⭕️ What is the scheme about?
Under the National Food Security Act (NFSA), each beneficiary is eligible for five kg of subsidised grains per month at the rate of ₹3/kg for rice, ₹2/kg for wheat and ₹1/kg of coarse cereals. However, until recently, this has been a location-linked benefit, leaving crores of migrant workers and families out of the food safety net. Each household’s ration card is linked to a specific fair price shop and can only be used to buy rations in that particular shop.
The Centre is now in the process of expanding these efforts into a nationwide portability network which is called the ‘One Nation One Ration Card’ scheme. It is scheduled to come into full effect by June 2020, after which a ration card holder can buy subsidised grain at any fair price shops in the country.
⭕️ What are the benefits?
The main beneficiaries of the scheme are the country’s migrant workers. Women who change locations after marriage also find it difficult to start accessing ration benefits using a new household’s card.
⭕️ Who will gain the most?
The Centre hopes that allowing ration card portability will also curb corruption and improve access and service quality by removing monopolies. Under the old system, beneficiaries were dependent on a single fair price shop and subject to the whims of its dealer. Under the new system, if they are denied service or face corruption or poor quality in one shop, they are free to head to a different shop. The scheme is also driving the faster implementation of initiatives to digitise and integrate the food storage and public distribution system.
⭕️ What is needed to make it work?
The scheme involves the creation of a central repository of NFSA beneficiaries and ration cards, which will integrate the existing databases maintained by States, Union Territories and the Centre. Aadhaar seeding is also important as the unique biometric ID will be used to authenticate and track the usage of ration by beneficiaries anywhere in the country.
For the scheme to work, it is critical that all fair price shops are equipped with electronic point-of-sale machines (ePoS), replacing the old method of manual record-keeping of transactions with a digital real-time record. On the back-end, the Food Corporation of India’s Depot Online System is integrating all warehouses and godowns storing subsidised grain in an attempt to create a seamless flow of online information from procurement until distribution.
⭕️ What is the progress so far?
Two pairs of States — Andhra Pradesh-Telangana and Maharashtra-Gujarat — became the first to begin implementing portability between their States last month. From October 1, two more pairs — Kerala-Karnataka and Rajasthan-Haryana — will join the experiment. By January, all eight States and at least three others which already implement intra-State portability will form the first national grid for the ‘One Nation One Ration Card’ scheme.
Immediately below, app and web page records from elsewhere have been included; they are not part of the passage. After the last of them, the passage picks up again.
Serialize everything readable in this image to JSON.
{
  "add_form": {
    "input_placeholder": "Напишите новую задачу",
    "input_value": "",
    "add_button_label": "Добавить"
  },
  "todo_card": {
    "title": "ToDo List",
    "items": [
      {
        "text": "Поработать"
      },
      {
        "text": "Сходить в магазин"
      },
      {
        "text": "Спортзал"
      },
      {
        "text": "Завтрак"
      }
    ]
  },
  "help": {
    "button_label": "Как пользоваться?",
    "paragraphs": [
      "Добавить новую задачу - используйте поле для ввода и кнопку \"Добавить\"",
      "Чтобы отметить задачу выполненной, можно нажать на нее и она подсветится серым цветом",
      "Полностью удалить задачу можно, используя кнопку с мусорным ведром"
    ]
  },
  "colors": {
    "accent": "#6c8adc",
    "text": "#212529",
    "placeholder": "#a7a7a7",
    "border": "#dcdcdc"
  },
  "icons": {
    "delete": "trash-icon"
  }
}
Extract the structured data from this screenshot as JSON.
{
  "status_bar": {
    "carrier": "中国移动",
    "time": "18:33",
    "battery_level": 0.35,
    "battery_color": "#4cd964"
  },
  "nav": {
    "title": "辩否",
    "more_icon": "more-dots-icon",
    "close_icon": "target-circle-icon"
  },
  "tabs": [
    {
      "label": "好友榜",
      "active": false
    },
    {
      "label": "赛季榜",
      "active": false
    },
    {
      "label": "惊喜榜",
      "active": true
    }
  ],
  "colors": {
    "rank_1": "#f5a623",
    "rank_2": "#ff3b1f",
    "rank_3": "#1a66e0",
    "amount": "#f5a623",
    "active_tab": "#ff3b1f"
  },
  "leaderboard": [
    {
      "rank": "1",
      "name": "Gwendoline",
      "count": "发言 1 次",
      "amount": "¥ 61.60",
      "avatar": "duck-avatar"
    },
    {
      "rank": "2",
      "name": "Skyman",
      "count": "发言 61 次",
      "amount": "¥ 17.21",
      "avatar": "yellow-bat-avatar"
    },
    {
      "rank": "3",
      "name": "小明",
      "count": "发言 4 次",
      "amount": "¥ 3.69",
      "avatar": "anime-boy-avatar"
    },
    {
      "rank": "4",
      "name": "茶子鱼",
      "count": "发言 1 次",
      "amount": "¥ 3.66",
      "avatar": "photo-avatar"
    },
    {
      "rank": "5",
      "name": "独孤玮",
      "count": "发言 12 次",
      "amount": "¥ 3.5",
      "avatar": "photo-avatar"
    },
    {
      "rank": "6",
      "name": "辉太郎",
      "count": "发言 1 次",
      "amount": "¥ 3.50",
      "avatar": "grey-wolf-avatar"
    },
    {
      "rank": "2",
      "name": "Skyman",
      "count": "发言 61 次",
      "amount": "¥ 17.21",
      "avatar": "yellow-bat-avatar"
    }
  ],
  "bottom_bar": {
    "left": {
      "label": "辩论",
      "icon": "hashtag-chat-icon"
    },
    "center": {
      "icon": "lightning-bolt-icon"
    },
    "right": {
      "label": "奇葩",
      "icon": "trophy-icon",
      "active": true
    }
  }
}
⭕️ What are the difficulties ahead?
There are only 4.32 lakh ePoS machines which have been installed in more than 5.3 lakh fair price shops. In some rural and remote areas, ePoS connectivity also remains erratic, jeopardising the smooth functioning.